## HOW TO COMPLETE THIS TASK
Show every line below where "Madrid" can be found.

## LISTED RECORDS
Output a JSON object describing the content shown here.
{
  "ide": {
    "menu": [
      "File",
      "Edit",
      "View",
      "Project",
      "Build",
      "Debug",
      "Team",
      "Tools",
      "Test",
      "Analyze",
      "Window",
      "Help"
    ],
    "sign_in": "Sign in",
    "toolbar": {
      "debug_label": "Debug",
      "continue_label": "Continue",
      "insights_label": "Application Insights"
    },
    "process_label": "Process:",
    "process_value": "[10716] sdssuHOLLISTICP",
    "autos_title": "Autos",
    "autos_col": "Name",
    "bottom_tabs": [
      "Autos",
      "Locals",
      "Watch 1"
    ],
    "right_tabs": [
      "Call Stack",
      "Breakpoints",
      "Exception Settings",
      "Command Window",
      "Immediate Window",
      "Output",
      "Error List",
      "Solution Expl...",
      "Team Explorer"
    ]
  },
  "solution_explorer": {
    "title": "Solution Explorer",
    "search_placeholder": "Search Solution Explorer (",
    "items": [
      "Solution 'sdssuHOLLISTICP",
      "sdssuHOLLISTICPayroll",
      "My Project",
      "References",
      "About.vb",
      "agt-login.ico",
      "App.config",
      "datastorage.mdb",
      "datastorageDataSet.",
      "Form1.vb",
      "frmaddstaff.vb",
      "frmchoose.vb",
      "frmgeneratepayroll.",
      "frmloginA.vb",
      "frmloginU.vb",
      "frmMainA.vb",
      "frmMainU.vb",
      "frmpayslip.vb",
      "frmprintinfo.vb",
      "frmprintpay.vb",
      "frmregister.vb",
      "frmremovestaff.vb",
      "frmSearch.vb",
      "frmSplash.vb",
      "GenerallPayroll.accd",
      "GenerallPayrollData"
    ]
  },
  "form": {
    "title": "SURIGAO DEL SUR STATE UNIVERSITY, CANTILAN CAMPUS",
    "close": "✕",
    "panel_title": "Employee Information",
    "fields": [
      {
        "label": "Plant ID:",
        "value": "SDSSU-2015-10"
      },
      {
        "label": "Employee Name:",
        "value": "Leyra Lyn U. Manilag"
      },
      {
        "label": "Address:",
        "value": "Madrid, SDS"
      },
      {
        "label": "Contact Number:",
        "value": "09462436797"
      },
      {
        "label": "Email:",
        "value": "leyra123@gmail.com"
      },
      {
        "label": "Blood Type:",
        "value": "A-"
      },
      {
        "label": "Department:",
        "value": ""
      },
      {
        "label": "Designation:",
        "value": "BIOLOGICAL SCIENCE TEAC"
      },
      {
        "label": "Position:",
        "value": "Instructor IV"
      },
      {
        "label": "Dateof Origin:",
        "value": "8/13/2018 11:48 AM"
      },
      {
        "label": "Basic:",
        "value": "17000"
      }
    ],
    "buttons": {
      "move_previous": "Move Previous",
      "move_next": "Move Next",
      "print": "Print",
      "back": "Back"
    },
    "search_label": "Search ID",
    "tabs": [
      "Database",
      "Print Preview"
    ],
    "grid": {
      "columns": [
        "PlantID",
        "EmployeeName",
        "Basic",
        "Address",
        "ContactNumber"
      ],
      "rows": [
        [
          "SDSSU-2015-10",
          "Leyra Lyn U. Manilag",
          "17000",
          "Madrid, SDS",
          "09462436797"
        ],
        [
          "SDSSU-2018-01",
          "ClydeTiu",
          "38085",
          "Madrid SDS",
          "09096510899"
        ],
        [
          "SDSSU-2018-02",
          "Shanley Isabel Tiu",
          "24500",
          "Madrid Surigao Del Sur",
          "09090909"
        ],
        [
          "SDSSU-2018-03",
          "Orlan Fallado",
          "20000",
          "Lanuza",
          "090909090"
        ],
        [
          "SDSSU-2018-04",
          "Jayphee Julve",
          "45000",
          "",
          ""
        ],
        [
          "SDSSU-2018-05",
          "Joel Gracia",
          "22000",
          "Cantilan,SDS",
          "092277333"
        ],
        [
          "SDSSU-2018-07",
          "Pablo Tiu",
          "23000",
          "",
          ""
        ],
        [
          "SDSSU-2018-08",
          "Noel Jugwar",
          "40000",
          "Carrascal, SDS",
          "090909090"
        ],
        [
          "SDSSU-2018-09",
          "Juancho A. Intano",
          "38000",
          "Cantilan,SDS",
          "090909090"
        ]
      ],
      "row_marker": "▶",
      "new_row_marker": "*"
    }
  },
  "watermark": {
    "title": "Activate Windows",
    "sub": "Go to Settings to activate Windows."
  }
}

## WRITTEN SOLUTION
        "value": "Madrid, SDS"
          "Madrid, SDS",
          "Madrid SDS",
          "Madrid Surigao Del Sur",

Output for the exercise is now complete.